Dec 25, 2008

Happy Holidays!

These quasi-religious holidays are a real mess if you really look at them. Christmas is a confusing stew of Baby Jesus, Santa Claus and pine trees. The beauty of it is that you can take one part out and it still works. You can have an all christian holiday without Santa, and you could probably leave out the tree, just throw up some decorations.

When I was growing up behind the good ole iron curtain we left the religion out, and it worked fine. By the time I was born the harsh days of communist era were already left behind. Religion was not persecuted, though not encouraged either, which coincidentally had us in sync with the very un-communist West.

At Christmas time we had a tree which we decorated not unlike it's done here. In December street vendors popped up all over Budapest selling Christmas ornaments. We also hang szaloncukor on the tree, a colorfully wrapped "parlour candy." The Idea was that you would slowly eat them off the tree, but they are not that good, so they became permanent ornaments to be reused year after year. Early on we also used to put actual Christmas candles on the tree. They had special clip-ons. Naturally it was a bit of a fire hazard. Then we upgraded to Russian made tree lights. They had big bulbs and if one went out, there went the whole string. They could also give you a mild electric shock. We also put sparklers on the tree.

It's funny how the same holiday develops different flavors and traditions in different places. For example, we always opened the gifts on Christmas Eve, never on the next morning. There was also a pre-Christmas holiday. Mikulás day is December 6. Traditionally the night before you would put your shoe or boot in the window, and the next morning you'd find goodies in them, mostly candy, nuts, tropical fruit. Eventually it turned into the custom of parents putting store bought red plastic boots, filled with said goodies, in the window. Part of the lore is the figure of Krumpusz, a goblin like creature, supposed to scare bad kids.

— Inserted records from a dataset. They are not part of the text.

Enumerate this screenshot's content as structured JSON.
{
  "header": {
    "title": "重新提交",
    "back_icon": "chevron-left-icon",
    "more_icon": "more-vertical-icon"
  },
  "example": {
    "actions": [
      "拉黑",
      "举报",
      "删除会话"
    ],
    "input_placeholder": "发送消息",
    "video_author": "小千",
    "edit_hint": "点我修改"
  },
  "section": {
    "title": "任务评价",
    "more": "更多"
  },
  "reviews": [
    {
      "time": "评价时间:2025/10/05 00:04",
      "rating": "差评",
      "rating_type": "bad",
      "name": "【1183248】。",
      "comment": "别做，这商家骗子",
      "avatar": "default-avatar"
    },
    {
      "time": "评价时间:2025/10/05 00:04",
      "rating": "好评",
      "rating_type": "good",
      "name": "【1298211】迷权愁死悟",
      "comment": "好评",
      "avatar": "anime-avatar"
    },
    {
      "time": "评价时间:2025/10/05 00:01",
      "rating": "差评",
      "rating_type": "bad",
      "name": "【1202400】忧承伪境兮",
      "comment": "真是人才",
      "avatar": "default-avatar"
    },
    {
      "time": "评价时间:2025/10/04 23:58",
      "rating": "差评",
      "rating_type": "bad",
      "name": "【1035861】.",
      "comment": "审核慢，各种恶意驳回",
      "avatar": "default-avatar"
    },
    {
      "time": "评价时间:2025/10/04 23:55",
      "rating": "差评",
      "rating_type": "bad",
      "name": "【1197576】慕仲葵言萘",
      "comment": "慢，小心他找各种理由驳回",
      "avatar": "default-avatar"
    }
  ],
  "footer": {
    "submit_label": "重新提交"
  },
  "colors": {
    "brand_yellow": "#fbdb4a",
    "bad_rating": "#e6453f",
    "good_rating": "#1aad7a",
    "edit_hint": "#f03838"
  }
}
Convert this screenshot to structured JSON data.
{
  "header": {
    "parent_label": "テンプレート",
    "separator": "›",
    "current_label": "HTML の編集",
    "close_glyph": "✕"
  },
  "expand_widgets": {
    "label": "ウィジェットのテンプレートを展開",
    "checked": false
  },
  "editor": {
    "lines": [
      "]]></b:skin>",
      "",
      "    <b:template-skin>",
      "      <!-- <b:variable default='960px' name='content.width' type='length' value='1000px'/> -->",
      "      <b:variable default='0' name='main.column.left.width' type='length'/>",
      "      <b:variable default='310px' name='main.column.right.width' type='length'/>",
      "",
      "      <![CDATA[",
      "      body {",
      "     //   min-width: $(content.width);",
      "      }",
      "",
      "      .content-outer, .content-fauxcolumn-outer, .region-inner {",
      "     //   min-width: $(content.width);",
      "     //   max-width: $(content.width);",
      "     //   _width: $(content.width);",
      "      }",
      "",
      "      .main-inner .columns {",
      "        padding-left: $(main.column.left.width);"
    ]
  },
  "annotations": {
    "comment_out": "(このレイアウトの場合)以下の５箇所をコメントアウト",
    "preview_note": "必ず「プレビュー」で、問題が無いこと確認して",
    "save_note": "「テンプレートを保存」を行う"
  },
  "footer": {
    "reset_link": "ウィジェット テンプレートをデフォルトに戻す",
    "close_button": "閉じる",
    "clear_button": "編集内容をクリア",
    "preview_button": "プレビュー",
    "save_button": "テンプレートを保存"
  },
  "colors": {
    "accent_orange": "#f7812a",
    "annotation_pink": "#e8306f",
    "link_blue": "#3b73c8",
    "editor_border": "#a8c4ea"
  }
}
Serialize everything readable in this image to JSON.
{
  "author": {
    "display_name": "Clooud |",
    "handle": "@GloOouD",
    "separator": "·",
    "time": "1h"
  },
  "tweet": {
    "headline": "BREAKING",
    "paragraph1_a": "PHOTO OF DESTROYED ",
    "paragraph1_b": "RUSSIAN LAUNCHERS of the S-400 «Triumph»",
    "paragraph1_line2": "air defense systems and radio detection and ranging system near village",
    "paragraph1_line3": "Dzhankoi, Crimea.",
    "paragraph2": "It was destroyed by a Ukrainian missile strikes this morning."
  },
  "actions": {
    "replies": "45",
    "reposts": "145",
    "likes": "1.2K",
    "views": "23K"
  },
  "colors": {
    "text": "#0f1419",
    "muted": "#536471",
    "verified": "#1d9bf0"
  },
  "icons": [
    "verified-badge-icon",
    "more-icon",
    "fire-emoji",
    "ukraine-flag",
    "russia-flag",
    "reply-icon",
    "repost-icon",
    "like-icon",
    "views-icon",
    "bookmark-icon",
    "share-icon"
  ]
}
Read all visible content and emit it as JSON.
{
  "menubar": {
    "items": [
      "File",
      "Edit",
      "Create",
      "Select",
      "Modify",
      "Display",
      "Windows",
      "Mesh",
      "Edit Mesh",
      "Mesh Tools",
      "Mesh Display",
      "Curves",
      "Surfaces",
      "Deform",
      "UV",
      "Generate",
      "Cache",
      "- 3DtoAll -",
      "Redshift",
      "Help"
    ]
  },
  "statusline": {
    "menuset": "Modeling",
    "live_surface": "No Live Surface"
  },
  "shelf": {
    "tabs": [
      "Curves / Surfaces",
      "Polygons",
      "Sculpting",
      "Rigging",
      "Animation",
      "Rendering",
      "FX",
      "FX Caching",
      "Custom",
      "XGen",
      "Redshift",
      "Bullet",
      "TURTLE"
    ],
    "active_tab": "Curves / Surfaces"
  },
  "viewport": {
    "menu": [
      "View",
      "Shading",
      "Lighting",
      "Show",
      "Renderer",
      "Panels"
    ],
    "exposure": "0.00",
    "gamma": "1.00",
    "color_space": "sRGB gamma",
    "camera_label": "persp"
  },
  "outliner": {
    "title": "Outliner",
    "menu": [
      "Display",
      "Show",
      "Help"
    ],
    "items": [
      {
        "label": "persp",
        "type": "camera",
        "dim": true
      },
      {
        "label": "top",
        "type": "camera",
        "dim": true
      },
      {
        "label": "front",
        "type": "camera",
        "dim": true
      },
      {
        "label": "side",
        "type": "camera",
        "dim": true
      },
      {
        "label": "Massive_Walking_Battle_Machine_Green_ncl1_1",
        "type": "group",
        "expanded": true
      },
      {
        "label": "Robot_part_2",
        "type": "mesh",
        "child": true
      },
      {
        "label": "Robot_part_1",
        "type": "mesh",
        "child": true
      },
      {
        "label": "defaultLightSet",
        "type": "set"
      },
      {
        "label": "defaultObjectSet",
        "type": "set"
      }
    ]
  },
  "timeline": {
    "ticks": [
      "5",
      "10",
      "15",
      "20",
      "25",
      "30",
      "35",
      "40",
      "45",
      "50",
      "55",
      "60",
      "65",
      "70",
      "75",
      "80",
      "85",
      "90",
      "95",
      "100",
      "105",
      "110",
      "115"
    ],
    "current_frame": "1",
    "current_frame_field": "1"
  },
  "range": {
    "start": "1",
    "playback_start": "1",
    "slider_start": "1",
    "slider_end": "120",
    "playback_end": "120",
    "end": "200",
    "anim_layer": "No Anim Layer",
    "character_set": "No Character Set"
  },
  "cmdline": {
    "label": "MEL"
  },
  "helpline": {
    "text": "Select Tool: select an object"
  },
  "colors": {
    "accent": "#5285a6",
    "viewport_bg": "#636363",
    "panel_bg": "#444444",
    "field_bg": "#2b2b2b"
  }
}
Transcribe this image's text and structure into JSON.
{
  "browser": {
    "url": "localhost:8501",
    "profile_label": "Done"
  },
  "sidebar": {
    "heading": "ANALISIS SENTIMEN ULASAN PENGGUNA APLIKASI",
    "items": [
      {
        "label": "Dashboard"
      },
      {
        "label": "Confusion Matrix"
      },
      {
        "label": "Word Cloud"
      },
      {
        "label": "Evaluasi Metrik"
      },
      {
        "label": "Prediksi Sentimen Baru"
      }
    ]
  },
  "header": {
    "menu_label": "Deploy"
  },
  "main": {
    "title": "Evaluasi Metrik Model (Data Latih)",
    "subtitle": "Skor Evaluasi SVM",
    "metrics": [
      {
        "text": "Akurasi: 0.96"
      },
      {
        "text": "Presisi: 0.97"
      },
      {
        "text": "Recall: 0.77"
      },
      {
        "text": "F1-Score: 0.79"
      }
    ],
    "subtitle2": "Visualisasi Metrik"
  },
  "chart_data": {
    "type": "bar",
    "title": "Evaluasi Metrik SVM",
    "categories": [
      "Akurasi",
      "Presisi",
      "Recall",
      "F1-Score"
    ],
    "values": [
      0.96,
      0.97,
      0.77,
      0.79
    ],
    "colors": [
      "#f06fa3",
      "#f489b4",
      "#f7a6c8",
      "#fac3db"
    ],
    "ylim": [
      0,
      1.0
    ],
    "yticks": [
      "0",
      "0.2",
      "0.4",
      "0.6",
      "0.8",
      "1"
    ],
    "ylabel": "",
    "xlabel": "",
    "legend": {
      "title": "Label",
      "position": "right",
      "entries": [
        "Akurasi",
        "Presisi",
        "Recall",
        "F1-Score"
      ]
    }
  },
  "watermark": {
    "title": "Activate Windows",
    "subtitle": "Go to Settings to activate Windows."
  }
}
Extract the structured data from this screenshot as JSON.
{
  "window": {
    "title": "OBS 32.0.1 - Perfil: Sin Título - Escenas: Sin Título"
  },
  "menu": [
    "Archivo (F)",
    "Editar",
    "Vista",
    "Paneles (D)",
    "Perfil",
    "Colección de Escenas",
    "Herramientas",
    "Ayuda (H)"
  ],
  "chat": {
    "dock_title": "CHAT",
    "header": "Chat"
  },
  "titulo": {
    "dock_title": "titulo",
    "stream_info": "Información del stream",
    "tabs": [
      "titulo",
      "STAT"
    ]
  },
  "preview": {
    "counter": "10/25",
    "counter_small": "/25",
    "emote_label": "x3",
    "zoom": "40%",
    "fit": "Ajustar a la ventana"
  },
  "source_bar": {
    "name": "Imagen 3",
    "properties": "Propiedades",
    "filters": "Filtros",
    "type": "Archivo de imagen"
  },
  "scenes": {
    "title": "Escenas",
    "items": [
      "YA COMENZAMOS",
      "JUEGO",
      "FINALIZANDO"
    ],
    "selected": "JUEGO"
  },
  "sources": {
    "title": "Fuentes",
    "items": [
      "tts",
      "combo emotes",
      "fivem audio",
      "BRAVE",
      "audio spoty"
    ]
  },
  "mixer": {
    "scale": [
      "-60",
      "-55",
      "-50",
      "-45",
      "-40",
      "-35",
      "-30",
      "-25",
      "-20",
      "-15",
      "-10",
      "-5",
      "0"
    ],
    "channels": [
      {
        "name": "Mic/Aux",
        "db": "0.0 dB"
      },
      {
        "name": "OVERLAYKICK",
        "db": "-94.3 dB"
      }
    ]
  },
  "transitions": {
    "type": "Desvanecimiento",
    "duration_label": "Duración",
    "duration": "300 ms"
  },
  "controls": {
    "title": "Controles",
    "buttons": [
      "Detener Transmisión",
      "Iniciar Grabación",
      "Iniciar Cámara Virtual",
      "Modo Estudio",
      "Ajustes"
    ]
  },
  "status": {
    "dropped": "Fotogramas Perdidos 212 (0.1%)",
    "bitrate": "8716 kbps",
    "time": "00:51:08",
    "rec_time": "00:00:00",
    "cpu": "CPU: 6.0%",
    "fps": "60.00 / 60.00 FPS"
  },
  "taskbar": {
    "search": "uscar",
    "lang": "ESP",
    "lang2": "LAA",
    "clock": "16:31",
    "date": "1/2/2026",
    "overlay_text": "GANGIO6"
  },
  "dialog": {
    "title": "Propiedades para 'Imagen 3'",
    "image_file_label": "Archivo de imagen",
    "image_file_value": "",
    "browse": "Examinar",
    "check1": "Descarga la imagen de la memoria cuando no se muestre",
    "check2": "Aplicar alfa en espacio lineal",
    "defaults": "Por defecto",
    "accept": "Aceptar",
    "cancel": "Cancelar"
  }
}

Ironically this extra holiday is the result of previously strong identification of Christmas with religion. December 24 was the day of baby Jesus, so St. Nick - Mikulás in this case - had to move to a different day. Then after the war, and the coming of the Communist era the bearded fat man developed a multiple personality disorder. On the night of December 6, unseen, he would leave small edible presents on your window sill, and then on the eve of the 24th in his full glory as "Télapó" (Father Christmas) he would deliver the real goods. A real mess, I know, but I never questioned any aspect of it growing up.

The traditional Hungarian Christmas meal is also completely different. It is usually fish soup, followed by fried carp filets, and finished off with beigli made with walnuts or poppy seeds. Around the holidays another popular dish is kocsonya, jellied pig feet, that actually is much better than it sounds.


altadenahiker said...

So, do you carry on any of those traditions today? I know I keep the main celebration on Christmas Eve, just as we always did. But I'm rather a failure at replicating any of the Norwegian food. Actually, fish soup sounds delicious, do you make it? Your illustrations are lovely -- is that a very young Vanda next to the tree?

Vanda said...

Yes indeed that's me. I keep Christmases low key these days. I don't have a tree. Fish soup intimidates me. I'm better at baking. I made a very tasty Hungarian cherry tart. Costco had wonderfully sweet cherries from Chile for sale.

Cafe Observer said...

V: xxcellent story!

You could be a writer.
I, a canine of numbers & food, am surrounded by a brunch of women of arts/letters, and pseudo-humor.

Happy Christmas 2 U!

Anonymous said...

I've never heard the expression the "Good Ole Iron Curtain". Where have I been? I've also never heard pigs feet described as pig trotters. Fantastic post Vanda. Beautiful post card as well.

Vanda said...

I make up my own expressions. If caught I feign ESL (English as Second Language). "Trotters" surprised me too. If I had a pet pig I would name it Trotters.

Petrea said...

Best post ever. I love the cards, but especially the photos. Is the man your father, or another relation perhaps?

-K- said...

The top card reminds me of a prehistoric cave painting. Or maybe I just haven't had my morning coffee yet.

My suburban upbringing had very little in the way of traditional meals. Certainly no jellied pigs's a little too early in the morning to give that too much thought.

Vanda said...

Yeah, he is my dad, circa 1960's, maybe early 70's.

K, Hungarian peasant food has a lot in common with Soul Food.

Gail Pryatel said...

hey whats up vanda :) those pics are pretty awsome :P

Vanda said...

Hey Gail, that's a blast from the past. How's life treating you?

Gail Pryatel said...

pretty good :) work, sleep, eat, etc haha. also busy being po'd at 1 to 4 computers, depending :)

can't wait for d3. i'm getting a new computer just for that :)